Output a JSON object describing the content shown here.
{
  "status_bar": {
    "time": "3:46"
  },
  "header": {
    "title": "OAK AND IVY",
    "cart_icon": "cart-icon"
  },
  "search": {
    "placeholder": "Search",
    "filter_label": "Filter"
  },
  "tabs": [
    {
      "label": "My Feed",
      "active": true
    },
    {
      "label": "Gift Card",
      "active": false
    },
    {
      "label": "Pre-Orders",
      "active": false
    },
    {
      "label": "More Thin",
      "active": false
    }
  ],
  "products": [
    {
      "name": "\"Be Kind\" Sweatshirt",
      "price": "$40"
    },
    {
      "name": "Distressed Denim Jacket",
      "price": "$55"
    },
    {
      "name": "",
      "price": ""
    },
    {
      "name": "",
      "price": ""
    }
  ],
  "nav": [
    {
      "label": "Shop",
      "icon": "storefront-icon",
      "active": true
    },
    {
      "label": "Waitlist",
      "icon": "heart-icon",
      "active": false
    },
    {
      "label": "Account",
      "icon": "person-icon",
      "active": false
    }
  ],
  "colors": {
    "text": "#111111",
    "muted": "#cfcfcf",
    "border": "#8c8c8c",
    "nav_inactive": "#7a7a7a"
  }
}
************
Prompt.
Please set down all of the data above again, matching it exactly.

Response.
Output a JSON object describing the content shown here.
{
  "status_bar": {
    "time": "3:46"
  },
  "header": {
    "title": "OAK AND IVY",
    "cart_icon": "cart-icon"
  },
  "search": {
    "placeholder": "Search",
    "filter_label": "Filter"
  },
  "tabs": [
    {
      "label": "My Feed",
      "active": true
    },
    {
      "label": "Gift Card",
      "active": false
    },
    {
      "label": "Pre-Orders",
      "active": false
    },
    {
      "label": "More Thin",
      "active": false
    }
  ],
  "products": [
    {
      "name": "\"Be Kind\" Sweatshirt",
      "price": "$40"
    },
    {
      "name": "Distressed Denim Jacket",
      "price": "$55"
    },
    {
      "name": "",
      "price": ""
    },
    {
      "name": "",
      "price": ""
    }
  ],
  "nav": [
    {
      "label": "Shop",
      "icon": "storefront-icon",
      "active": true
    },
    {
      "label": "Waitlist",
      "icon": "heart-icon",
      "active": false
    },
    {
      "label": "Account",
      "icon": "person-icon",
      "active": false
    }
  ],
  "colors": {
    "text": "#111111",
    "muted": "#cfcfcf",
    "border": "#8c8c8c",
    "nav_inactive": "#7a7a7a"
  }
}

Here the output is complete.